*Proof. *We utilize formula in Theorem 4 again. Since and , for , we get We setThen if . As in the proof of Theorem 11, we can show that if , the zero solution is unstable.

Theorem 14. *If the assumptions of Theorem 5 hold, , , and , then the zero solution of (1) is conditionally stable.*

The proof can be performed similarly to that of Theorem 13 with the aid of formula , Theorem 5.

Theorem 15. *If the assumptions of Theorem 6 hold, and , then the zero solution of (1) is conditionally stable.*

*Proof. *We have and For , we get by Theorem 6, formula , Let and be given by (27). Then, the last equality implies if . So conditional stability is proved. If , then and formula yields Then, the zero solution is unstable since, obviously,

The following two theorems can be proved using a scheme similar to that of the proof of Theorem 15 and with the aid of formula , Theorem 7, and formula , Theorem 8, respectively.

Theorem 16. *If the assumptions of Theorem 7 hold, and , then the zero solution of (1) is conditionally stable.*

Theorem 17. *If the assumptions of Theorem 8 hold, and , then the zero solution of (1) is conditionally stable.*

Theorem 18. *If the assumptions of Theorem 9 hold, and , then the zero solution of (1) is conditionally stable.*

*Proof. *We show that the zero solution of (1) is conditionally stable. For , , we get (by , Theorem 9)and, for , , we get (by , Theorem 9)From (33), (34), it is easy to see that the zero solution of (1) is conditionally stable. If , then (by , Theorem 9) and the zero solution is unstable.

#### 3. Asymptotic Formulas

Carefully analyzing the analytical formulas for the solutions of system (1) given in Theorems 4–9, it is possible (under various assumptions for the roots of (6) and for the initial data) to derive asymptotic formulas for the solutions of system (1) or simplify the formulas for the exact solutions. Below, we do such investigation. Set The symbol ~ used below stands for what is called the asymptotic equivalence. By definition, two nonzero real functions and defined for are asymptotically equivalent if .

Theorem 19. *If the assumptions of Theorem 4 hold, then the solution of the initial problem (1), (3) is where , , and *(1)* if , and + ,*(2)*, if and ,*(3)* if , and + ,*(4)* if and and ,*(5)* if and ,*(6)* + if and .*

*Proof. *Let . Then and formula , Theorem 4, for solution , , can be written asFrom (39), we getThen (40), if , implies the statement . The statement ( is an obvious consequence of (40). For , we get the statement ( immediately from . Statement ( is also a straightforward consequence of (40). Let . Then from (40) we deduce if and the statement is valid. If , then implies and the statement ( remains true.

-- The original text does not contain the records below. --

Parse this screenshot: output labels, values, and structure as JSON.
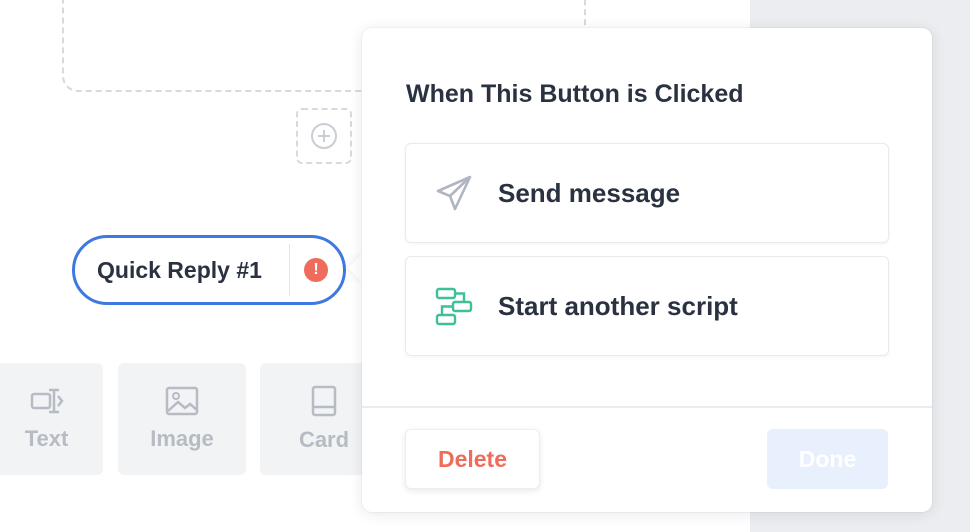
{
  "canvas": {
    "quick_reply": {
      "label": "Quick Reply #1",
      "warning_glyph": "!"
    },
    "add_block_icon": "plus-circle-icon",
    "tools": [
      {
        "label": "Text",
        "icon": "text-cursor-icon"
      },
      {
        "label": "Image",
        "icon": "image-icon"
      },
      {
        "label": "Card",
        "icon": "card-icon"
      }
    ]
  },
  "popover": {
    "title": "When This Button is Clicked",
    "options": [
      {
        "label": "Send message",
        "icon": "paper-plane-icon"
      },
      {
        "label": "Start another script",
        "icon": "flow-script-icon"
      }
    ],
    "delete_label": "Delete",
    "done_label": "Done"
  },
  "colors": {
    "accent_blue": "#3f78e0",
    "warning_red": "#ef6b5b",
    "script_green": "#3fbf9a",
    "done_disabled": "#e8f0fd"
  }
}
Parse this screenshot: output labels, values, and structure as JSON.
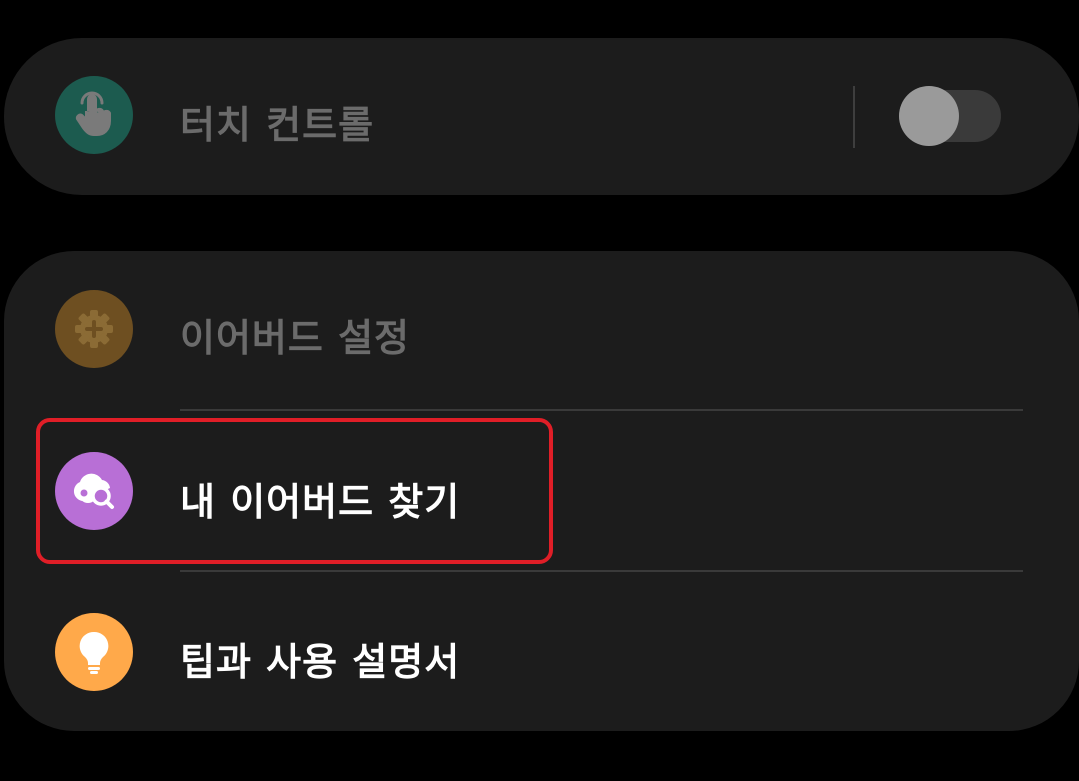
{
  "touch_control": {
    "label": "터치 컨트롤",
    "icon": "touch-hand-icon",
    "icon_color": "#1c5b4f",
    "toggle_on": false
  },
  "menu": {
    "items": [
      {
        "label": "이어버드 설정",
        "icon": "gear-plus-icon",
        "icon_color": "#6e4f21",
        "enabled": false
      },
      {
        "label": "내 이어버드 찾기",
        "icon": "find-earbuds-icon",
        "icon_color": "#b86fd6",
        "enabled": true,
        "highlighted": true
      },
      {
        "label": "팁과 사용 설명서",
        "icon": "lightbulb-icon",
        "icon_color": "#ffa94a",
        "enabled": true
      }
    ]
  },
  "colors": {
    "background": "#000000",
    "card": "#1c1c1c",
    "highlight_border": "#e01e27"
  }
}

The statement follows from (40) if . From this representation, we derive the above asymptotic formulas if . If , then, by (, and the statement ( remains valid. The last statement is a consequence of (40) and remains valid also if .

Theorem 20. *If the assumptions of Theorem 5 hold, then the solution of the initial problem (1), (3) is where , , and *(1)